**EXERCISE BRIEF**:
Copy every line of the data that contains the string "name".

--*--

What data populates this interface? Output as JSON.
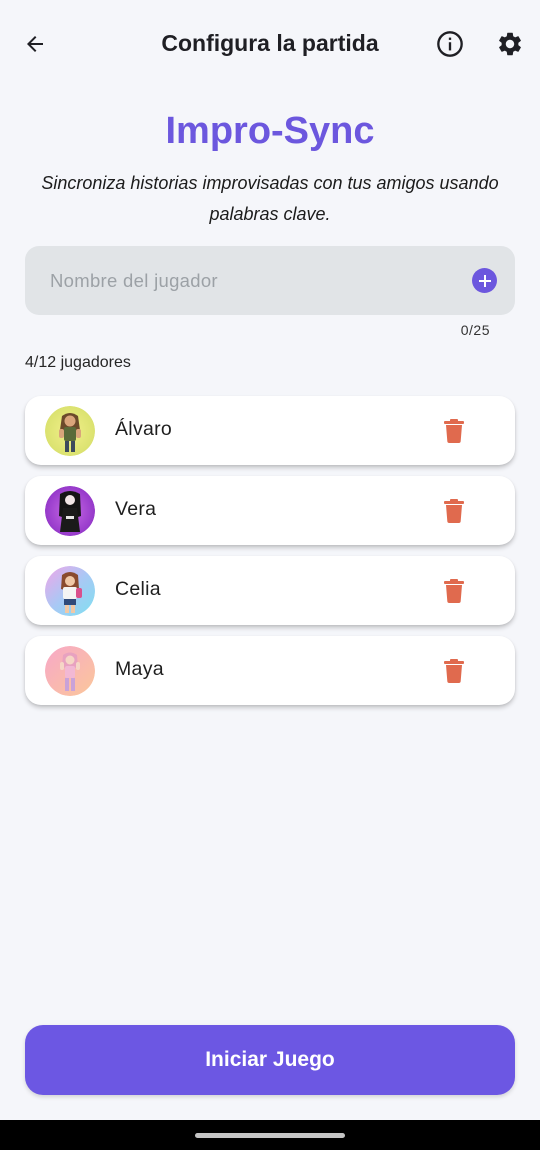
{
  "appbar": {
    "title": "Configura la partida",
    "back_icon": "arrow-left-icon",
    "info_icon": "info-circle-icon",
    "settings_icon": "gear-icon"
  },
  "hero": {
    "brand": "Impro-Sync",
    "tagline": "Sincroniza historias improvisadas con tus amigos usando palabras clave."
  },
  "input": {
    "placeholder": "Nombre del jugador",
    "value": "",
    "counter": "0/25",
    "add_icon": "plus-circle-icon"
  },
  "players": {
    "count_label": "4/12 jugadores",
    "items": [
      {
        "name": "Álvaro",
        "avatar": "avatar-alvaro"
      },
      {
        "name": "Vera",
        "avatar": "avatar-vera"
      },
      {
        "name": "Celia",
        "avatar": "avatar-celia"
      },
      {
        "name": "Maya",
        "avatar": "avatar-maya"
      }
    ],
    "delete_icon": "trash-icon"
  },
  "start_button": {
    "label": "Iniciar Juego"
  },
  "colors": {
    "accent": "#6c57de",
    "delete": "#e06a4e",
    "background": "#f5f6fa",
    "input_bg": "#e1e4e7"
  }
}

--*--

**ANSWER BELOW**:
        "name": "Álvaro",
        "name": "Vera",
        "name": "Celia",
        "name": "Maya",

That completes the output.